Do alien armies really spend all their time in close-up knife-brawls with robots? We could make a fortune selling these people laser pistols.
This isn’t going to be a particularly sophisticated little installment. What sets it off is that I was reading the story comics. I didn’t think much of the story strips when I was a kid; they were just this inky-black column on the left side of the Star-Ledger‘s comics page where there were never any jokes and nothing seemed to happen. There’s still nothing happening, albeit at a much slower pace than back then, but I’ve come to understand the charms of their storytelling structures.

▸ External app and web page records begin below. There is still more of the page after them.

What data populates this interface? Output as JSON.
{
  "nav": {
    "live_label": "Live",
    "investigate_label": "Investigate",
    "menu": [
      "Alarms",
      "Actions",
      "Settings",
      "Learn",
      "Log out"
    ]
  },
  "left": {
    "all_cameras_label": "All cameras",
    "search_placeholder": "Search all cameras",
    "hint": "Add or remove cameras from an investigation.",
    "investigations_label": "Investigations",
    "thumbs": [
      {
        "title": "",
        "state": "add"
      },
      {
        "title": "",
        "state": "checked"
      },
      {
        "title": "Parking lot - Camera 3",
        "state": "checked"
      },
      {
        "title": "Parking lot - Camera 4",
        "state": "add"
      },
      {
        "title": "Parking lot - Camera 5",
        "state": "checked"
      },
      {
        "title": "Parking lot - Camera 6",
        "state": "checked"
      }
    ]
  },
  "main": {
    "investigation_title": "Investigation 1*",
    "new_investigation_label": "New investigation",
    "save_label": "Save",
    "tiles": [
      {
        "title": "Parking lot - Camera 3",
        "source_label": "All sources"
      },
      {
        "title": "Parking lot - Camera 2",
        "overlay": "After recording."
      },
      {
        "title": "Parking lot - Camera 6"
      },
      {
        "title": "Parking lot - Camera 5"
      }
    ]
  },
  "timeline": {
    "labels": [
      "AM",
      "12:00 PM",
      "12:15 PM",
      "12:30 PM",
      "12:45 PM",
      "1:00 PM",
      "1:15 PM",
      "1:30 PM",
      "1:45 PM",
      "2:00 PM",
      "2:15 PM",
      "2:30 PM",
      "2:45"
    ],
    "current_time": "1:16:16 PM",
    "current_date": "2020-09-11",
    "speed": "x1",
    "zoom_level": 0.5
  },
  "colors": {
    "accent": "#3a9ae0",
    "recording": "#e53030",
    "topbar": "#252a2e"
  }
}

That’s not to say I won’t giggle where it’s really not meant as a result of the strip not doing what it wants. For the first, here’s Wednesday’s Mary Worth, by Karen Moy and Joe Giella, which is the usual setup in which Mary is using a tiny casserole to shove her way into someone else’s life. It’s just the looks on Mary’s and then Iris’s faces that makes me laugh. The two of them have plastered these wide-eyed stares and are looking any any direction except at the person they’re talking to. And then you notice in the second panel either Mary’s falling over backwards or else she’s thrusting her hips at Iris, and either way, well.
The other is from back in the day when they knew how to introduce and run through a story in a reasonable time. From April 1959 it’s Alex Raymond’s Flash Gordon, and in this story Flash has been impressed into an alien army’s suicide squadron and is being put up against a training robot which … well, perhaps there’s a time when I would have taken “this knife-fighting robot — it plays for keeps!” in utter seriousness, but that time was before Futurama introduced us to robot criminal Roberto.
I laughed so at the reveal of the knife-fighting robot that my love called downstairs to ask if I was all right. I swear.
(Again I apologize for the comics being small on the page. If you click on them you should see a wider version, and appreciate the strips in more of their glory.)